→ **What you are asked to do**:
Search the listing for "that" and copy every line where it appears.

● ● ●

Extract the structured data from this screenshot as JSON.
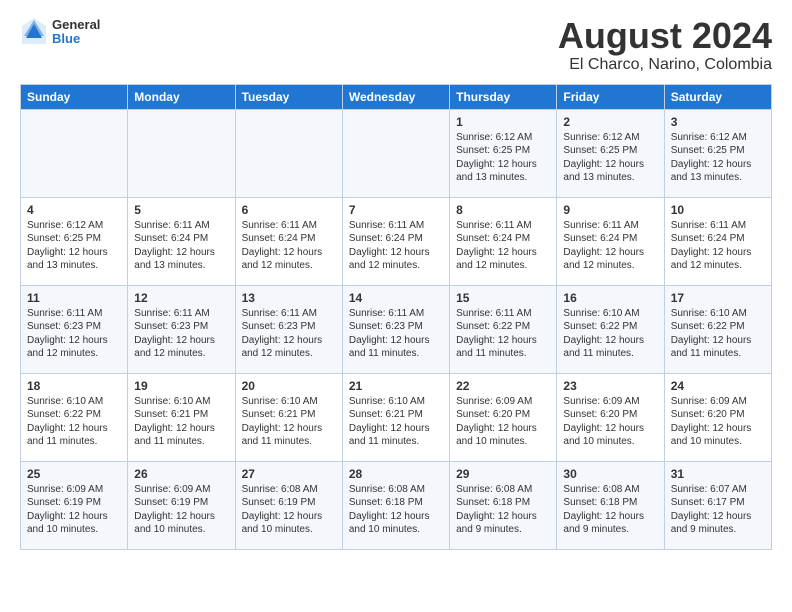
{
  "logo": {
    "general": "General",
    "blue": "Blue"
  },
  "title": "August 2024",
  "subtitle": "El Charco, Narino, Colombia",
  "days_of_week": [
    "Sunday",
    "Monday",
    "Tuesday",
    "Wednesday",
    "Thursday",
    "Friday",
    "Saturday"
  ],
  "weeks": [
    [
      {
        "day": "",
        "info": ""
      },
      {
        "day": "",
        "info": ""
      },
      {
        "day": "",
        "info": ""
      },
      {
        "day": "",
        "info": ""
      },
      {
        "day": "1",
        "info": "Sunrise: 6:12 AM\nSunset: 6:25 PM\nDaylight: 12 hours\nand 13 minutes."
      },
      {
        "day": "2",
        "info": "Sunrise: 6:12 AM\nSunset: 6:25 PM\nDaylight: 12 hours\nand 13 minutes."
      },
      {
        "day": "3",
        "info": "Sunrise: 6:12 AM\nSunset: 6:25 PM\nDaylight: 12 hours\nand 13 minutes."
      }
    ],
    [
      {
        "day": "4",
        "info": "Sunrise: 6:12 AM\nSunset: 6:25 PM\nDaylight: 12 hours\nand 13 minutes."
      },
      {
        "day": "5",
        "info": "Sunrise: 6:11 AM\nSunset: 6:24 PM\nDaylight: 12 hours\nand 13 minutes."
      },
      {
        "day": "6",
        "info": "Sunrise: 6:11 AM\nSunset: 6:24 PM\nDaylight: 12 hours\nand 12 minutes."
      },
      {
        "day": "7",
        "info": "Sunrise: 6:11 AM\nSunset: 6:24 PM\nDaylight: 12 hours\nand 12 minutes."
      },
      {
        "day": "8",
        "info": "Sunrise: 6:11 AM\nSunset: 6:24 PM\nDaylight: 12 hours\nand 12 minutes."
      },
      {
        "day": "9",
        "info": "Sunrise: 6:11 AM\nSunset: 6:24 PM\nDaylight: 12 hours\nand 12 minutes."
      },
      {
        "day": "10",
        "info": "Sunrise: 6:11 AM\nSunset: 6:24 PM\nDaylight: 12 hours\nand 12 minutes."
      }
    ],
    [
      {
        "day": "11",
        "info": "Sunrise: 6:11 AM\nSunset: 6:23 PM\nDaylight: 12 hours\nand 12 minutes."
      },
      {
        "day": "12",
        "info": "Sunrise: 6:11 AM\nSunset: 6:23 PM\nDaylight: 12 hours\nand 12 minutes."
      },
      {
        "day": "13",
        "info": "Sunrise: 6:11 AM\nSunset: 6:23 PM\nDaylight: 12 hours\nand 12 minutes."
      },
      {
        "day": "14",
        "info": "Sunrise: 6:11 AM\nSunset: 6:23 PM\nDaylight: 12 hours\nand 11 minutes."
      },
      {
        "day": "15",
        "info": "Sunrise: 6:11 AM\nSunset: 6:22 PM\nDaylight: 12 hours\nand 11 minutes."
      },
      {
        "day": "16",
        "info": "Sunrise: 6:10 AM\nSunset: 6:22 PM\nDaylight: 12 hours\nand 11 minutes."
      },
      {
        "day": "17",
        "info": "Sunrise: 6:10 AM\nSunset: 6:22 PM\nDaylight: 12 hours\nand 11 minutes."
      }
    ],
    [
      {
        "day": "18",
        "info": "Sunrise: 6:10 AM\nSunset: 6:22 PM\nDaylight: 12 hours\nand 11 minutes."
      },
      {
        "day": "19",
        "info": "Sunrise: 6:10 AM\nSunset: 6:21 PM\nDaylight: 12 hours\nand 11 minutes."
      },
      {
        "day": "20",
        "info": "Sunrise: 6:10 AM\nSunset: 6:21 PM\nDaylight: 12 hours\nand 11 minutes."
      },
      {
        "day": "21",
        "info": "Sunrise: 6:10 AM\nSunset: 6:21 PM\nDaylight: 12 hours\nand 11 minutes."
      },
      {
        "day": "22",
        "info": "Sunrise: 6:09 AM\nSunset: 6:20 PM\nDaylight: 12 hours\nand 10 minutes."
      },
      {
        "day": "23",
        "info": "Sunrise: 6:09 AM\nSunset: 6:20 PM\nDaylight: 12 hours\nand 10 minutes."
      },
      {
        "day": "24",
        "info": "Sunrise: 6:09 AM\nSunset: 6:20 PM\nDaylight: 12 hours\nand 10 minutes."
      }
    ],
    [
      {
        "day": "25",
        "info": "Sunrise: 6:09 AM\nSunset: 6:19 PM\nDaylight: 12 hours\nand 10 minutes."
      },
      {
        "day": "26",
        "info": "Sunrise: 6:09 AM\nSunset: 6:19 PM\nDaylight: 12 hours\nand 10 minutes."
      },
      {
        "day": "27",
        "info": "Sunrise: 6:08 AM\nSunset: 6:19 PM\nDaylight: 12 hours\nand 10 minutes."
      },
      {
        "day": "28",
        "info": "Sunrise: 6:08 AM\nSunset: 6:18 PM\nDaylight: 12 hours\nand 10 minutes."
      },
      {
        "day": "29",
        "info": "Sunrise: 6:08 AM\nSunset: 6:18 PM\nDaylight: 12 hours\nand 9 minutes."
      },
      {
        "day": "30",
        "info": "Sunrise: 6:08 AM\nSunset: 6:18 PM\nDaylight: 12 hours\nand 9 minutes."
      },
      {
        "day": "31",
        "info": "Sunrise: 6:07 AM\nSunset: 6:17 PM\nDaylight: 12 hours\nand 9 minutes."
      }
    ]
  ]
}
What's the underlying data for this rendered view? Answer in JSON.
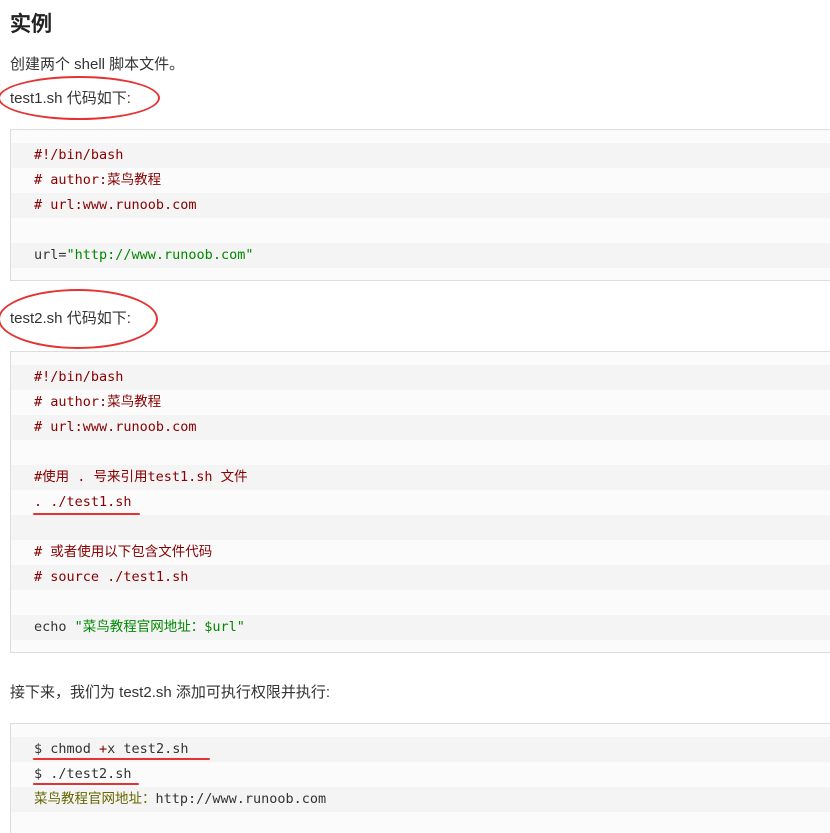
{
  "heading": "实例",
  "intro": "创建两个 shell 脚本文件。",
  "test1_label": "test1.sh 代码如下:",
  "test1_code": {
    "l1": "#!/bin/bash",
    "l2": "# author:菜鸟教程",
    "l3": "# url:www.runoob.com",
    "l5a": "url=",
    "l5b": "\"http://www.runoob.com\""
  },
  "test2_label": "test2.sh 代码如下:",
  "test2_code": {
    "l1": "#!/bin/bash",
    "l2": "# author:菜鸟教程",
    "l3": "# url:www.runoob.com",
    "l5": "#使用 . 号来引用test1.sh 文件",
    "l6": ". ./test1.sh",
    "l8": "# 或者使用以下包含文件代码",
    "l9": "# source ./test1.sh",
    "l11a": "echo ",
    "l11b": "\"菜鸟教程官网地址：$url\""
  },
  "next_text": "接下来，我们为 test2.sh 添加可执行权限并执行:",
  "terminal": {
    "l1a": "$ chmod ",
    "l1b": "+",
    "l1c": "x test2.sh",
    "l2": "$ ./test2.sh",
    "l3a": "菜鸟教程官网地址：",
    "l3b": "http://www.runoob.com"
  },
  "colors": {
    "annotation": "#e53333",
    "comment": "#880000",
    "string": "#008800",
    "output": "#666600"
  }
}
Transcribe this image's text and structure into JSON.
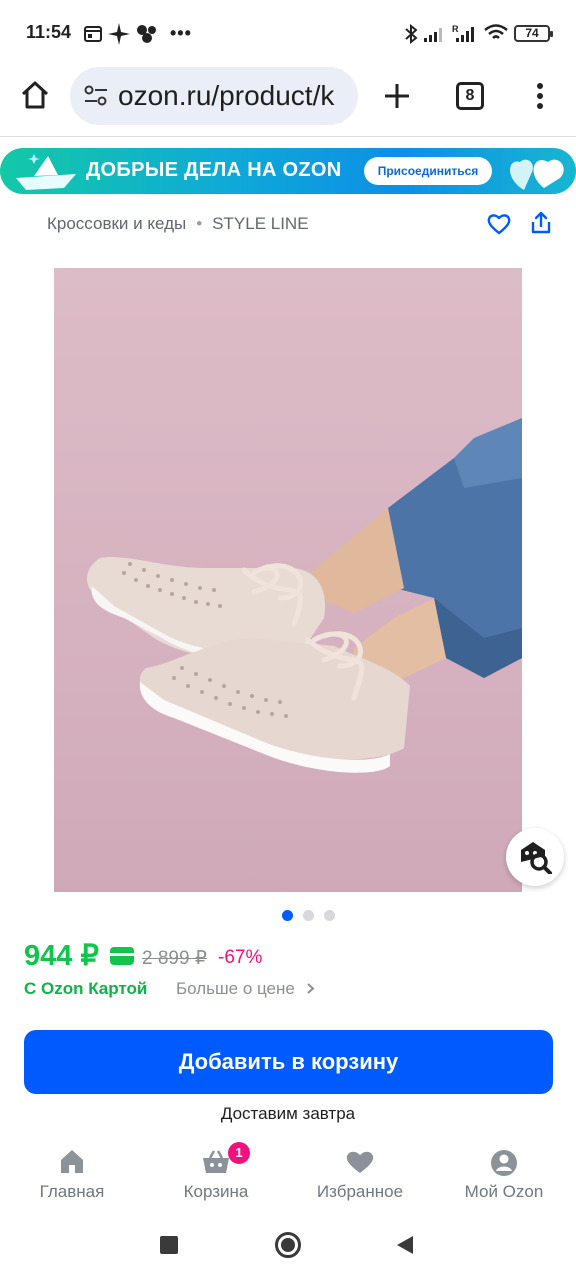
{
  "status_bar": {
    "time": "11:54",
    "battery": "74"
  },
  "browser": {
    "url": "ozon.ru/product/k",
    "tab_count": "8"
  },
  "banner": {
    "text": "ДОБРЫЕ ДЕЛА НА OZON",
    "button": "Присоединиться"
  },
  "breadcrumb": {
    "category": "Кроссовки и кеды",
    "brand": "STYLE LINE"
  },
  "gallery": {
    "current_index": 1,
    "count": 3
  },
  "price": {
    "current": "944 ₽",
    "old": "2 899 ₽",
    "discount": "-67%",
    "card_label": "С Ozon Картой",
    "more_label": "Больше о цене"
  },
  "actions": {
    "add_to_cart": "Добавить в корзину",
    "delivery": "Доставим завтра"
  },
  "bottom_nav": {
    "items": [
      {
        "label": "Главная",
        "icon": "home-icon"
      },
      {
        "label": "Корзина",
        "icon": "basket-icon",
        "badge": "1"
      },
      {
        "label": "Избранное",
        "icon": "heart-icon"
      },
      {
        "label": "Мой Ozon",
        "icon": "profile-icon"
      }
    ]
  },
  "colors": {
    "accent_blue": "#005bff",
    "price_green": "#10c44c",
    "discount_pink": "#f1117e"
  }
}
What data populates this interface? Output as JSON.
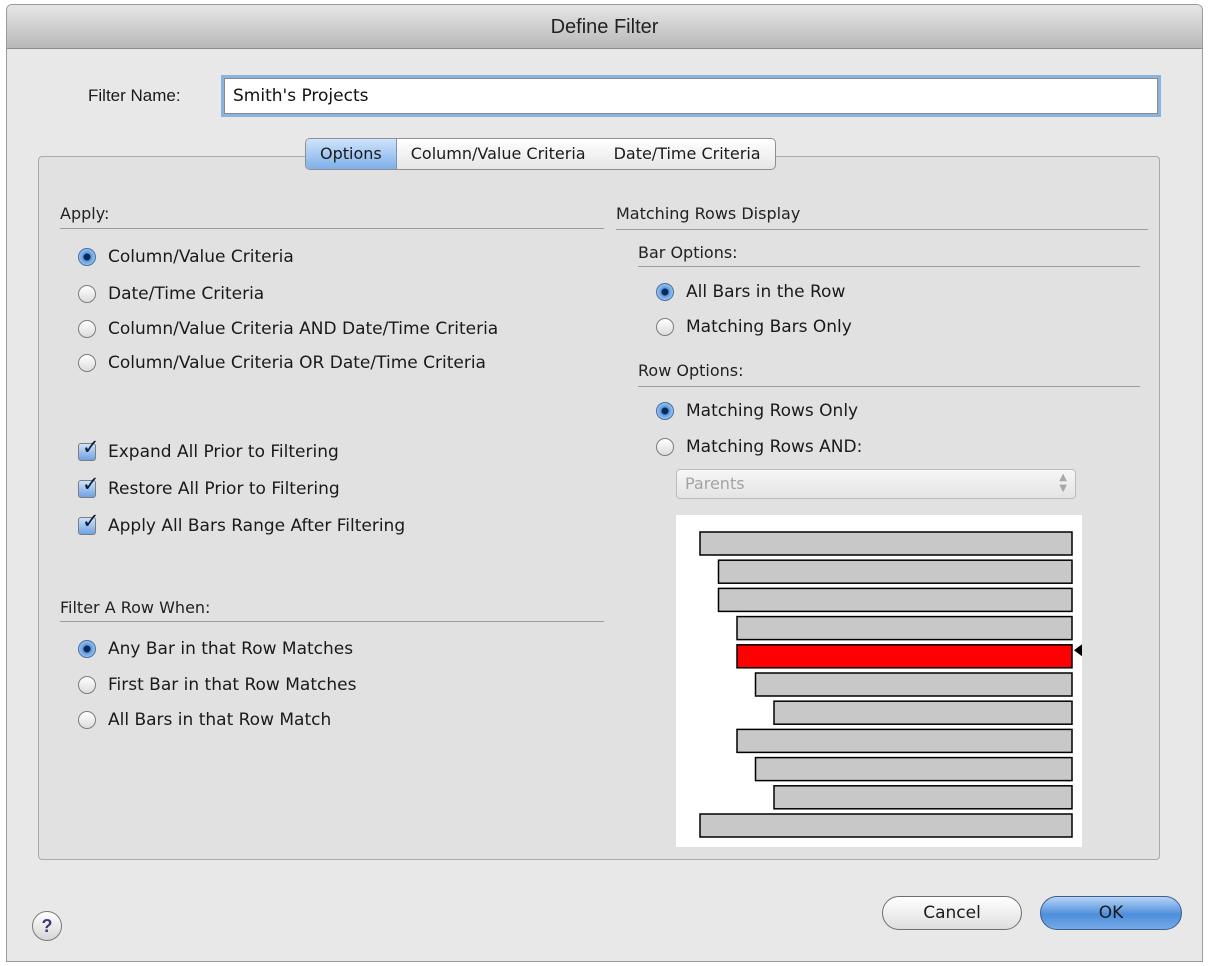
{
  "window": {
    "title": "Define Filter"
  },
  "filter_name": {
    "label": "Filter Name:",
    "value": "Smith's Projects"
  },
  "tabs": [
    {
      "label": "Options",
      "active": true
    },
    {
      "label": "Column/Value Criteria",
      "active": false
    },
    {
      "label": "Date/Time Criteria",
      "active": false
    }
  ],
  "apply": {
    "heading": "Apply:",
    "options": [
      {
        "label": "Column/Value Criteria",
        "selected": true
      },
      {
        "label": "Date/Time Criteria",
        "selected": false
      },
      {
        "label": "Column/Value Criteria AND Date/Time Criteria",
        "selected": false
      },
      {
        "label": "Column/Value Criteria OR Date/Time Criteria",
        "selected": false
      }
    ]
  },
  "checkboxes": [
    {
      "label": "Expand All Prior to Filtering",
      "checked": true
    },
    {
      "label": "Restore All Prior to Filtering",
      "checked": true
    },
    {
      "label": "Apply All Bars Range After Filtering",
      "checked": true
    }
  ],
  "filter_row": {
    "heading": "Filter A Row When:",
    "options": [
      {
        "label": "Any Bar in that Row Matches",
        "selected": true
      },
      {
        "label": "First Bar in that Row Matches",
        "selected": false
      },
      {
        "label": "All Bars in that Row Match",
        "selected": false
      }
    ]
  },
  "matching_display": {
    "heading": "Matching Rows Display",
    "bar_options": {
      "heading": "Bar Options:",
      "options": [
        {
          "label": "All Bars in the Row",
          "selected": true
        },
        {
          "label": "Matching Bars Only",
          "selected": false
        }
      ]
    },
    "row_options": {
      "heading": "Row Options:",
      "options": [
        {
          "label": "Matching Rows Only",
          "selected": true
        },
        {
          "label": "Matching Rows AND:",
          "selected": false
        }
      ],
      "select_value": "Parents",
      "select_enabled": false
    }
  },
  "preview_bars": [
    {
      "indent": 0,
      "highlighted": false
    },
    {
      "indent": 1,
      "highlighted": false
    },
    {
      "indent": 1,
      "highlighted": false
    },
    {
      "indent": 2,
      "highlighted": false
    },
    {
      "indent": 2,
      "highlighted": true
    },
    {
      "indent": 3,
      "highlighted": false
    },
    {
      "indent": 4,
      "highlighted": false
    },
    {
      "indent": 2,
      "highlighted": false
    },
    {
      "indent": 3,
      "highlighted": false
    },
    {
      "indent": 4,
      "highlighted": false
    },
    {
      "indent": 0,
      "highlighted": false
    }
  ],
  "colors": {
    "bar_fill": "#c8c8c8",
    "bar_highlight": "#ff0000",
    "accent": "#6fa2e2"
  },
  "buttons": {
    "help": "?",
    "cancel": "Cancel",
    "ok": "OK"
  }
}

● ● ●

→ **Answer to the problem**:
        "label": "Any Bar in that Row Matches",
        "label": "First Bar in that Row Matches",
        "label": "All Bars in that Row Match",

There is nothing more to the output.